» **Task to complete**: Find the lines in the entries that follow where the word "Program" occurs, and state how many there are, with no other words.

» **Input records**:
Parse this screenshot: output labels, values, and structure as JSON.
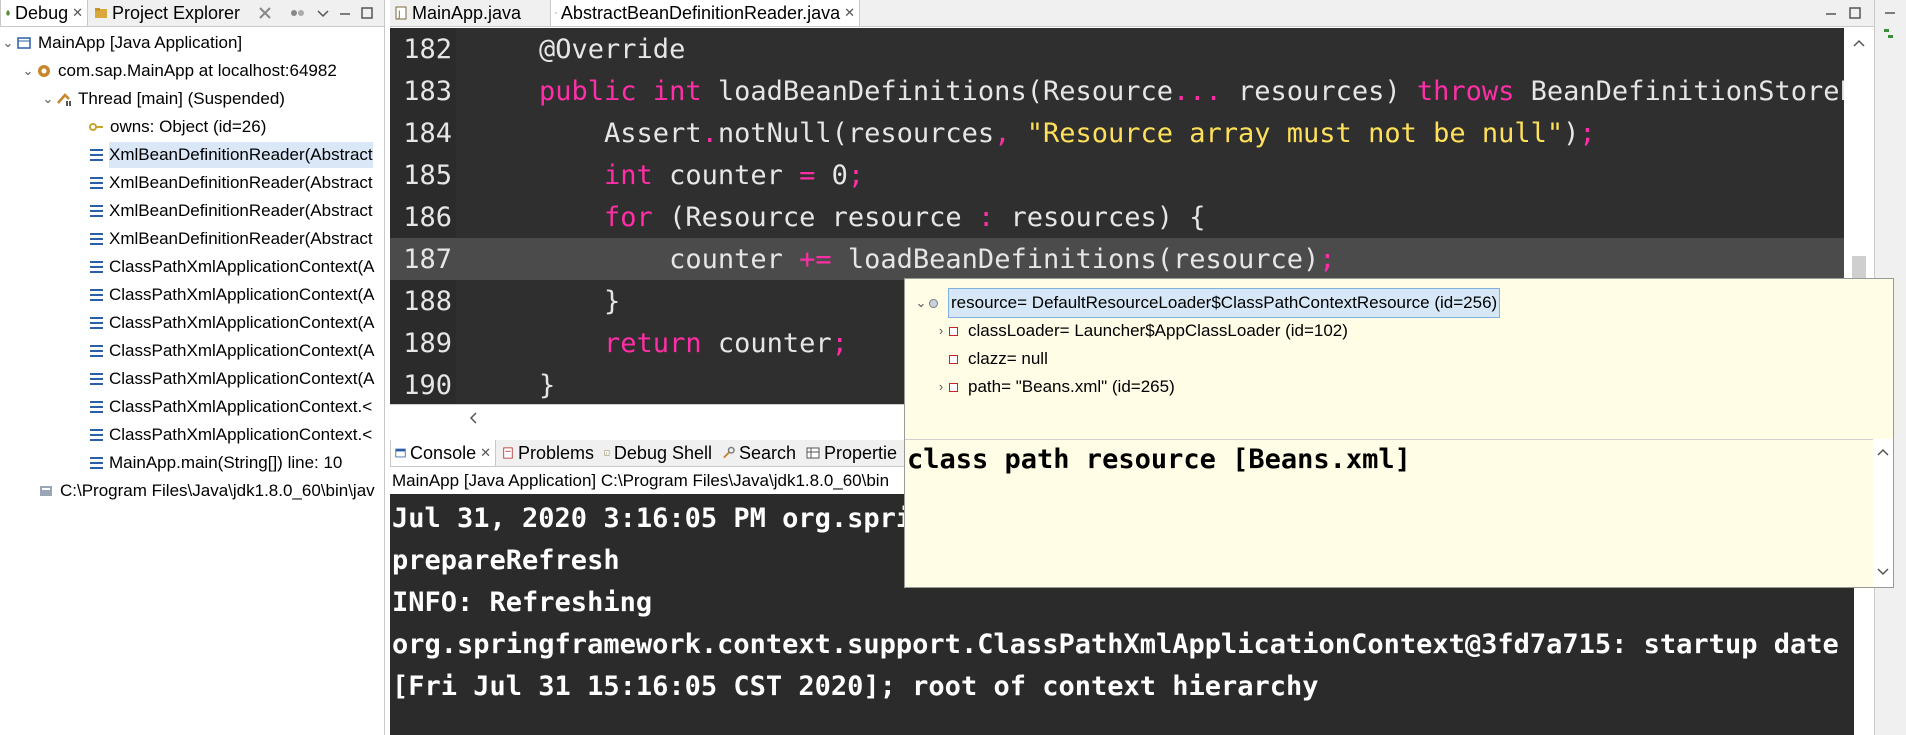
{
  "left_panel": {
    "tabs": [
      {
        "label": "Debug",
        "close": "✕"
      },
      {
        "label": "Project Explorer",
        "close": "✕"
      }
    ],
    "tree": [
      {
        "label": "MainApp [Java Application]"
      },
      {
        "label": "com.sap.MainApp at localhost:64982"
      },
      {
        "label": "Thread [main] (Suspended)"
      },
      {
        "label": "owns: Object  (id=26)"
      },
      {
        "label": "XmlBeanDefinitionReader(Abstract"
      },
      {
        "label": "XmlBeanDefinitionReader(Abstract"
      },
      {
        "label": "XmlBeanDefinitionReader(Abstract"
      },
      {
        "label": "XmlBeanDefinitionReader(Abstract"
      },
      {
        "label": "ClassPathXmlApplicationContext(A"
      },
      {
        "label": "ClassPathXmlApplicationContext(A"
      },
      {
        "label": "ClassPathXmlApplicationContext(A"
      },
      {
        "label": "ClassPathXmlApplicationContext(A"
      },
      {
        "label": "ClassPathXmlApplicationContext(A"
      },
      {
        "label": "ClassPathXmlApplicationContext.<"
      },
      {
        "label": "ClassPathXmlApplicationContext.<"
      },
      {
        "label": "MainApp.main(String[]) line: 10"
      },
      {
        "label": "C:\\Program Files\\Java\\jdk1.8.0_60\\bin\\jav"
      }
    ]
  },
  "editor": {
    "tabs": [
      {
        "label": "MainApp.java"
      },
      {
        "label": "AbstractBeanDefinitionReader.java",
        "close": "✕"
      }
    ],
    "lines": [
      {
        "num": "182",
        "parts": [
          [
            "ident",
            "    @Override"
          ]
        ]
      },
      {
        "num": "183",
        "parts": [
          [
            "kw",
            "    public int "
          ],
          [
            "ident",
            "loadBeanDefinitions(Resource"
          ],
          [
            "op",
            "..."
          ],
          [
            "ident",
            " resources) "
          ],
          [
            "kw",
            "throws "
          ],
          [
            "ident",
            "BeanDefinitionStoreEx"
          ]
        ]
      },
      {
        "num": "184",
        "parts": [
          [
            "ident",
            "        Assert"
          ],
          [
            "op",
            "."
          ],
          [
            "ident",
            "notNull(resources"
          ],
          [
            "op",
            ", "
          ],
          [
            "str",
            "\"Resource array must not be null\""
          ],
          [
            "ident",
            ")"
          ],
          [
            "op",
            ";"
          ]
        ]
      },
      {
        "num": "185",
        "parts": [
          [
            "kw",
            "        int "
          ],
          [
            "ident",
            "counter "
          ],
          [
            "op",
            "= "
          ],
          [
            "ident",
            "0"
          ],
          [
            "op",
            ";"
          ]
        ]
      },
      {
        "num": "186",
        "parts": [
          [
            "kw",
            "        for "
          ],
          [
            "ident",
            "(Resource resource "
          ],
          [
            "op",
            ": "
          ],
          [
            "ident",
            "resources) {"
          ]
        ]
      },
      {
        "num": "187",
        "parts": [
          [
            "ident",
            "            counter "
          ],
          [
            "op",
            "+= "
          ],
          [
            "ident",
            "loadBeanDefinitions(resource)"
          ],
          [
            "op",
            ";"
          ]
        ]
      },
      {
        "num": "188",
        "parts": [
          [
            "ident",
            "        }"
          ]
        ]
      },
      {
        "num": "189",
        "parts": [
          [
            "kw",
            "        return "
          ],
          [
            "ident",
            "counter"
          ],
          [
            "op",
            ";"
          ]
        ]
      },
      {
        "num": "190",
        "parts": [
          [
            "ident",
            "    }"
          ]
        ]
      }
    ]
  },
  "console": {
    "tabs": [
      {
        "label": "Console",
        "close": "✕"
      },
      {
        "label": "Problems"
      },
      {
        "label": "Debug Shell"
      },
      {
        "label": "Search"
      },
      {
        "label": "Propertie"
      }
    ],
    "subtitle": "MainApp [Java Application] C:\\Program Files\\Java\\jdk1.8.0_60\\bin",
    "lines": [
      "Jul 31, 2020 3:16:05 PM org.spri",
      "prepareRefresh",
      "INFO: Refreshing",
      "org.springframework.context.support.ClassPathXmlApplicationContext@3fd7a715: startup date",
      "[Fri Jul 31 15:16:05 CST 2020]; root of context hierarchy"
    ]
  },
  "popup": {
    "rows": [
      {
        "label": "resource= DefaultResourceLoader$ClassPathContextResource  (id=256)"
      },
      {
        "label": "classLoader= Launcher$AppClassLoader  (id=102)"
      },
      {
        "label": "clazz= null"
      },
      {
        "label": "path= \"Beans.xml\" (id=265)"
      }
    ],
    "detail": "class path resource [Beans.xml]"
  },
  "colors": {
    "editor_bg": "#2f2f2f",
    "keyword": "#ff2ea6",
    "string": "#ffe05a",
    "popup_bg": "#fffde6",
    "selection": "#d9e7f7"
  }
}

» **Written solution**: 2